[Entries from a dataset of interfaces]
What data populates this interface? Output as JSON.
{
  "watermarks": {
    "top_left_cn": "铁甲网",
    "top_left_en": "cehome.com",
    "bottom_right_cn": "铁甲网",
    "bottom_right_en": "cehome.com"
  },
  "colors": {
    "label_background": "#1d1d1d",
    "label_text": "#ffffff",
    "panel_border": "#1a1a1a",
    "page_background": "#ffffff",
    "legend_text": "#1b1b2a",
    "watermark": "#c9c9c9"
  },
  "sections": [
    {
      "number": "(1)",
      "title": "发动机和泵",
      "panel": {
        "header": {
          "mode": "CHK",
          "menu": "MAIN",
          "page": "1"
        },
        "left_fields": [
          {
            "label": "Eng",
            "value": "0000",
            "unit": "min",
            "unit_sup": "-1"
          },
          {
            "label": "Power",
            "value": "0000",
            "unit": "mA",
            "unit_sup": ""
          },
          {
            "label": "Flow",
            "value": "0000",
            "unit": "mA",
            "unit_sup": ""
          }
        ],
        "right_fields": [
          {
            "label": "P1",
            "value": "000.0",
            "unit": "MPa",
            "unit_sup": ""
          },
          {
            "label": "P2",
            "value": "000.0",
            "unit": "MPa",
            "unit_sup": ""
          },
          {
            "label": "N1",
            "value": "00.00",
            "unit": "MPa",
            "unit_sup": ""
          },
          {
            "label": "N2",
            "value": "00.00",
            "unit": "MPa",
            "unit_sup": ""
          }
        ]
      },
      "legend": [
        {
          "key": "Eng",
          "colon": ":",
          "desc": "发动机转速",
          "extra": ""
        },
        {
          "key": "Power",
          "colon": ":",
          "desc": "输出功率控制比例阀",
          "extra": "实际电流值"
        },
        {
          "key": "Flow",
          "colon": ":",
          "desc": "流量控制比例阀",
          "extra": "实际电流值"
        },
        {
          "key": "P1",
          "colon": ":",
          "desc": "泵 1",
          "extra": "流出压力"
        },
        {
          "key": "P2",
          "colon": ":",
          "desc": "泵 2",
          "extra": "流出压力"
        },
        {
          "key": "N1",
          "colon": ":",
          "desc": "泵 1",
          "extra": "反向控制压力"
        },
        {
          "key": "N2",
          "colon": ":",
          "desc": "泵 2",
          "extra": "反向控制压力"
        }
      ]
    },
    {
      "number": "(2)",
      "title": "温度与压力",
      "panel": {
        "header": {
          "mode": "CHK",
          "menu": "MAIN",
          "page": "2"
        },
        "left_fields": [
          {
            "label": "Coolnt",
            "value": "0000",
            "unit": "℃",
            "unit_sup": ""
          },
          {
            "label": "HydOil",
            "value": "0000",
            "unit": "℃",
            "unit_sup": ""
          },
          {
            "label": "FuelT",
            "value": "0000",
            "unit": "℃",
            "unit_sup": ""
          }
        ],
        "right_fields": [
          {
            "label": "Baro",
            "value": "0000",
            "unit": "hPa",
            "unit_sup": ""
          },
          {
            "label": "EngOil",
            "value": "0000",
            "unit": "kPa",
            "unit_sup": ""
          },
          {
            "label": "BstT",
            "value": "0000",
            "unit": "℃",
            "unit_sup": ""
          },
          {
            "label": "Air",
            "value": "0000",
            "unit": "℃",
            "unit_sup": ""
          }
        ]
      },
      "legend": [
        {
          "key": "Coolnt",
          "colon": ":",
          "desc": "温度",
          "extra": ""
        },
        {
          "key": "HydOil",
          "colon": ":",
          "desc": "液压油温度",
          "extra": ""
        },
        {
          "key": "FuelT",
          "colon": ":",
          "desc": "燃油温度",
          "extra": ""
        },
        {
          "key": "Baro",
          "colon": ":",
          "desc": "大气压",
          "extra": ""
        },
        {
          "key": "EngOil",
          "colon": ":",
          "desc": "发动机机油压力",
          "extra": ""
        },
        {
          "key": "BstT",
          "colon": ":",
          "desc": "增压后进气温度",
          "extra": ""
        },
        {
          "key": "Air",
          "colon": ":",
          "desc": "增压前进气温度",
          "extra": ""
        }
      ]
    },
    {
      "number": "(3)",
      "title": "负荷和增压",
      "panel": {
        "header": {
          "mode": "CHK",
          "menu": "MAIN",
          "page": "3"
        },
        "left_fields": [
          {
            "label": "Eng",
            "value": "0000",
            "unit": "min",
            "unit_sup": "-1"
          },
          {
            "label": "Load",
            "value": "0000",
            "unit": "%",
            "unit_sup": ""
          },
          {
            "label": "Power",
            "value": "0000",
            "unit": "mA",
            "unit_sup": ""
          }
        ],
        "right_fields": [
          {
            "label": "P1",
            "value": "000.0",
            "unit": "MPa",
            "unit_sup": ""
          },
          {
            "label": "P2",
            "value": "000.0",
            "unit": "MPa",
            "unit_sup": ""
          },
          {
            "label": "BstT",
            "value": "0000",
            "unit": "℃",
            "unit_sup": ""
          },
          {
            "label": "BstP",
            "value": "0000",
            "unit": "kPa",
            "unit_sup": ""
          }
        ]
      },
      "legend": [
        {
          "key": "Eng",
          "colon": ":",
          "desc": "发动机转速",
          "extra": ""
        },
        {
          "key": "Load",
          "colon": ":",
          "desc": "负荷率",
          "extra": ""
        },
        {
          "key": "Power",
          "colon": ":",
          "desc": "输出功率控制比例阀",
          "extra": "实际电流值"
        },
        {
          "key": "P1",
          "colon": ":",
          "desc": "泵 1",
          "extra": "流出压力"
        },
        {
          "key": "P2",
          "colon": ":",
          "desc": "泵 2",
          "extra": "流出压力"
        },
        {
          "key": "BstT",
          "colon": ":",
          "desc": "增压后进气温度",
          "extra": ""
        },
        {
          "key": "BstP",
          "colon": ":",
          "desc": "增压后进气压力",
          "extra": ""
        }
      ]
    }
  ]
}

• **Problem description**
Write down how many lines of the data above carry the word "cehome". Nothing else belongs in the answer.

• **Task result**
2